__TO DO__.
Set down each entry exactly as it stands, without altering a single character.

__DATASET EXTRACT__.
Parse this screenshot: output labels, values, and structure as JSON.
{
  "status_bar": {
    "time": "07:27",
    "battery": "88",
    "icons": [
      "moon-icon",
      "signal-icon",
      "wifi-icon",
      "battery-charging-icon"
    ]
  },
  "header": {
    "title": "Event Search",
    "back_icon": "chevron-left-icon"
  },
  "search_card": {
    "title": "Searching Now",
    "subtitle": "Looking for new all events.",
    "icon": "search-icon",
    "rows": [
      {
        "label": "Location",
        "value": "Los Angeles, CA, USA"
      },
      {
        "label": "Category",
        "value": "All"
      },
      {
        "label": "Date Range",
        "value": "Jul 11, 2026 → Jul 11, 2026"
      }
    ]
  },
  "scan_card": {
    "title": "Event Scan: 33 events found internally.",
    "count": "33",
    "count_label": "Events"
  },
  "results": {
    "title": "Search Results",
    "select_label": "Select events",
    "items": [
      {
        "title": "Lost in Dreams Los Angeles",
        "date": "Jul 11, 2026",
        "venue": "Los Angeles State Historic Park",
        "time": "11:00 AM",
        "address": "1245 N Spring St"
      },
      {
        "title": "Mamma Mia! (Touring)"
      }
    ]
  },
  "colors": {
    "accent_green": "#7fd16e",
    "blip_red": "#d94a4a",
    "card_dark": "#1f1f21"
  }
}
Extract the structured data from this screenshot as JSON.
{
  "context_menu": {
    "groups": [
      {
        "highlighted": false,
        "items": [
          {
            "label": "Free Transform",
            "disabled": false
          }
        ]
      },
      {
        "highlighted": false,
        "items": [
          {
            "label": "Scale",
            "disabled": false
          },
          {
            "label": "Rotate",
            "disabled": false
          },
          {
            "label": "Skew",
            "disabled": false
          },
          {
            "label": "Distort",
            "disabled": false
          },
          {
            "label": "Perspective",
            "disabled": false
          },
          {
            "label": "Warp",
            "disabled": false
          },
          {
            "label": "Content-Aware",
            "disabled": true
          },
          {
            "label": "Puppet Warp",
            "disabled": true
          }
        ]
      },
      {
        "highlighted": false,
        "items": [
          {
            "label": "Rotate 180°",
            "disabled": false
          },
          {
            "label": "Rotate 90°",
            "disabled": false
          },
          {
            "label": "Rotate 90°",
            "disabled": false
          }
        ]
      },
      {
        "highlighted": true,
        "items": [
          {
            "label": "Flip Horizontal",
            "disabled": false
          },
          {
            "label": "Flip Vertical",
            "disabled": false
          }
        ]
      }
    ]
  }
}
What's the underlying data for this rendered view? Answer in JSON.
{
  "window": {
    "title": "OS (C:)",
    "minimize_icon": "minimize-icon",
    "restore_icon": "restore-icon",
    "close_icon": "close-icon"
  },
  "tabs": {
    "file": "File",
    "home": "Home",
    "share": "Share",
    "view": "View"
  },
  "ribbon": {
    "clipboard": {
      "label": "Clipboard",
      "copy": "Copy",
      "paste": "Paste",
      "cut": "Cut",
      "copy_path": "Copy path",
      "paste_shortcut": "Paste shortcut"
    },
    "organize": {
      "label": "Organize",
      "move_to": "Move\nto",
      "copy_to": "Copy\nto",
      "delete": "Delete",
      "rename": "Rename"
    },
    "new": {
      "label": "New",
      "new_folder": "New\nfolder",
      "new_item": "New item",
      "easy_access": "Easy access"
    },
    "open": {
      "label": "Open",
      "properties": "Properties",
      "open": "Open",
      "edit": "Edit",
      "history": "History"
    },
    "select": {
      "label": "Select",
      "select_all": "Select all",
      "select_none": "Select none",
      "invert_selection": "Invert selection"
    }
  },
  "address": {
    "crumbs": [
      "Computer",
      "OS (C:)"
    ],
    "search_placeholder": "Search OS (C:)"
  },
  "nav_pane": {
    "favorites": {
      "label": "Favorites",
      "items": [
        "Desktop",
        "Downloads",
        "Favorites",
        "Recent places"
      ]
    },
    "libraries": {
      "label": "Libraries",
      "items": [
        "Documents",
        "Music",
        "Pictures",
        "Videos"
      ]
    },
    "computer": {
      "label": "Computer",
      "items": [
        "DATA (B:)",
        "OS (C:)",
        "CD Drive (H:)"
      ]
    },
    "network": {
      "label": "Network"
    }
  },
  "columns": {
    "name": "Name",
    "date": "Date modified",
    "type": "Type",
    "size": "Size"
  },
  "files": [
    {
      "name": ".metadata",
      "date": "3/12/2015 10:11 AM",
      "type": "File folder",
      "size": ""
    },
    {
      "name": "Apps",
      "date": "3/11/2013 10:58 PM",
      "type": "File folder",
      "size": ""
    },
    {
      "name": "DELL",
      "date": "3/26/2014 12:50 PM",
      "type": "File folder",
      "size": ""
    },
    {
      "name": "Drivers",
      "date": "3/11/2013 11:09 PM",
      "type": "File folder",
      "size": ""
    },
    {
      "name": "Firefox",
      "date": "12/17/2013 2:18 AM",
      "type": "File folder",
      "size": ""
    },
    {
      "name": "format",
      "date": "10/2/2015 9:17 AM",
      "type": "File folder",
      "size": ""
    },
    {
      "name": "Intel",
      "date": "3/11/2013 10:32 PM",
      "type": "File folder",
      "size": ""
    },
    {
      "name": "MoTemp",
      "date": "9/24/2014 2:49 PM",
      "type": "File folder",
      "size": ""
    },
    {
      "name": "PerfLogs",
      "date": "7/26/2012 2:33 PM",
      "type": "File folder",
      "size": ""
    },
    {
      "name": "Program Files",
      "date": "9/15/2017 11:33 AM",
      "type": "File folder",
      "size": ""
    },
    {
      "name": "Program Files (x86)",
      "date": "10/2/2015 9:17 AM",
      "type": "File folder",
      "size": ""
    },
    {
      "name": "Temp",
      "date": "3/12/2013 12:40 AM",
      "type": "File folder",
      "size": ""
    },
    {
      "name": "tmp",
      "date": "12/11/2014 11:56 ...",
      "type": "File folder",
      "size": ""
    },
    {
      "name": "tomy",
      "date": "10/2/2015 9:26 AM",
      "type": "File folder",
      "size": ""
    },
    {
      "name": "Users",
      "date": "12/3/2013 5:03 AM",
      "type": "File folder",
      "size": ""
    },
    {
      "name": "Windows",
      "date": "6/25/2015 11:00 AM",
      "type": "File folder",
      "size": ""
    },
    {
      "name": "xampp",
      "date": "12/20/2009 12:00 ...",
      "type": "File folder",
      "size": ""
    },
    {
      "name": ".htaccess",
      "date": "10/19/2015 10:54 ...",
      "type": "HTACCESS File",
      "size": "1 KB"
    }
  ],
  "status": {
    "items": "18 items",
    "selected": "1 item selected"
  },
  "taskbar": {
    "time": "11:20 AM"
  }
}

__EXERCISE RESULT__.
Parse this screenshot: output labels, values, and structure as JSON.
{
  "status_bar": {
    "time": "07:27",
    "battery": "88",
    "icons": [
      "moon-icon",
      "signal-icon",
      "wifi-icon",
      "battery-charging-icon"
    ]
  },
  "header": {
    "title": "Event Search",
    "back_icon": "chevron-left-icon"
  },
  "search_card": {
    "title": "Searching Now",
    "subtitle": "Looking for new all events.",
    "icon": "search-icon",
    "rows": [
      {
        "label": "Location",
        "value": "Los Angeles, CA, USA"
      },
      {
        "label": "Category",
        "value": "All"
      },
      {
        "label": "Date Range",
        "value": "Jul 11, 2026 → Jul 11, 2026"
      }
    ]
  },
  "scan_card": {
    "title": "Event Scan: 33 events found internally.",
    "count": "33",
    "count_label": "Events"
  },
  "results": {
    "title": "Search Results",
    "select_label": "Select events",
    "items": [
      {
        "title": "Lost in Dreams Los Angeles",
        "date": "Jul 11, 2026",
        "venue": "Los Angeles State Historic Park",
        "time": "11:00 AM",
        "address": "1245 N Spring St"
      },
      {
        "title": "Mamma Mia! (Touring)"
      }
    ]
  },
  "colors": {
    "accent_green": "#7fd16e",
    "blip_red": "#d94a4a",
    "card_dark": "#1f1f21"
  }
}
Extract the structured data from this screenshot as JSON.
{
  "context_menu": {
    "groups": [
      {
        "highlighted": false,
        "items": [
          {
            "label": "Free Transform",
            "disabled": false
          }
        ]
      },
      {
        "highlighted": false,
        "items": [
          {
            "label": "Scale",
            "disabled": false
          },
          {
            "label": "Rotate",
            "disabled": false
          },
          {
            "label": "Skew",
            "disabled": false
          },
          {
            "label": "Distort",
            "disabled": false
          },
          {
            "label": "Perspective",
            "disabled": false
          },
          {
            "label": "Warp",
            "disabled": false
          },
          {
            "label": "Content-Aware",
            "disabled": true
          },
          {
            "label": "Puppet Warp",
            "disabled": true
          }
        ]
      },
      {
        "highlighted": false,
        "items": [
          {
            "label": "Rotate 180°",
            "disabled": false
          },
          {
            "label": "Rotate 90°",
            "disabled": false
          },
          {
            "label": "Rotate 90°",
            "disabled": false
          }
        ]
      },
      {
        "highlighted": true,
        "items": [
          {
            "label": "Flip Horizontal",
            "disabled": false
          },
          {
            "label": "Flip Vertical",
            "disabled": false
          }
        ]
      }
    ]
  }
}
What's the underlying data for this rendered view? Answer in JSON.
{
  "window": {
    "title": "OS (C:)",
    "minimize_icon": "minimize-icon",
    "restore_icon": "restore-icon",
    "close_icon": "close-icon"
  },
  "tabs": {
    "file": "File",
    "home": "Home",
    "share": "Share",
    "view": "View"
  },
  "ribbon": {
    "clipboard": {
      "label": "Clipboard",
      "copy": "Copy",
      "paste": "Paste",
      "cut": "Cut",
      "copy_path": "Copy path",
      "paste_shortcut": "Paste shortcut"
    },
    "organize": {
      "label": "Organize",
      "move_to": "Move\nto",
      "copy_to": "Copy\nto",
      "delete": "Delete",
      "rename": "Rename"
    },
    "new": {
      "label": "New",
      "new_folder": "New\nfolder",
      "new_item": "New item",
      "easy_access": "Easy access"
    },
    "open": {
      "label": "Open",
      "properties": "Properties",
      "open": "Open",
      "edit": "Edit",
      "history": "History"
    },
    "select": {
      "label": "Select",
      "select_all": "Select all",
      "select_none": "Select none",
      "invert_selection": "Invert selection"
    }
  },
  "address": {
    "crumbs": [
      "Computer",
      "OS (C:)"
    ],
    "search_placeholder": "Search OS (C:)"
  },
  "nav_pane": {
    "favorites": {
      "label": "Favorites",
      "items": [
        "Desktop",
        "Downloads",
        "Favorites",
        "Recent places"
      ]
    },
    "libraries": {
      "label": "Libraries",
      "items": [
        "Documents",
        "Music",
        "Pictures",
        "Videos"
      ]
    },
    "computer": {
      "label": "Computer",
      "items": [
        "DATA (B:)",
        "OS (C:)",
        "CD Drive (H:)"
      ]
    },
    "network": {
      "label": "Network"
    }
  },
  "columns": {
    "name": "Name",
    "date": "Date modified",
    "type": "Type",
    "size": "Size"
  },
  "files": [
    {
      "name": ".metadata",
      "date": "3/12/2015 10:11 AM",
      "type": "File folder",
      "size": ""
    },
    {
      "name": "Apps",
      "date": "3/11/2013 10:58 PM",
      "type": "File folder",
      "size": ""
    },
    {
      "name": "DELL",
      "date": "3/26/2014 12:50 PM",
      "type": "File folder",
      "size": ""
    },
    {
      "name": "Drivers",
      "date": "3/11/2013 11:09 PM",
      "type": "File folder",
      "size": ""
    },
    {
      "name": "Firefox",
      "date": "12/17/2013 2:18 AM",
      "type": "File folder",
      "size": ""
    },
    {
      "name": "format",
      "date": "10/2/2015 9:17 AM",
      "type": "File folder",
      "size": ""
    },
    {
      "name": "Intel",
      "date": "3/11/2013 10:32 PM",
      "type": "File folder",
      "size": ""
    },
    {
      "name": "MoTemp",
      "date": "9/24/2014 2:49 PM",
      "type": "File folder",
      "size": ""
    },
    {
      "name": "PerfLogs",
      "date": "7/26/2012 2:33 PM",
      "type": "File folder",
      "size": ""
    },
    {
      "name": "Program Files",
      "date": "9/15/2017 11:33 AM",
      "type": "File folder",
      "size": ""
    },
    {
      "name": "Program Files (x86)",
      "date": "10/2/2015 9:17 AM",
      "type": "File folder",
      "size": ""
    },
    {
      "name": "Temp",
      "date": "3/12/2013 12:40 AM",
      "type": "File folder",
      "size": ""
    },
    {
      "name": "tmp",
      "date": "12/11/2014 11:56 ...",
      "type": "File folder",
      "size": ""
    },
    {
      "name": "tomy",
      "date": "10/2/2015 9:26 AM",
      "type": "File folder",
      "size": ""
    },
    {
      "name": "Users",
      "date": "12/3/2013 5:03 AM",
      "type": "File folder",
      "size": ""
    },
    {
      "name": "Windows",
      "date": "6/25/2015 11:00 AM",
      "type": "File folder",
      "size": ""
    },
    {
      "name": "xampp",
      "date": "12/20/2009 12:00 ...",
      "type": "File folder",
      "size": ""
    },
    {
      "name": ".htaccess",
      "date": "10/19/2015 10:54 ...",
      "type": "HTACCESS File",
      "size": "1 KB"
    }
  ],
  "status": {
    "items": "18 items",
    "selected": "1 item selected"
  },
  "taskbar": {
    "time": "11:20 AM"
  }
}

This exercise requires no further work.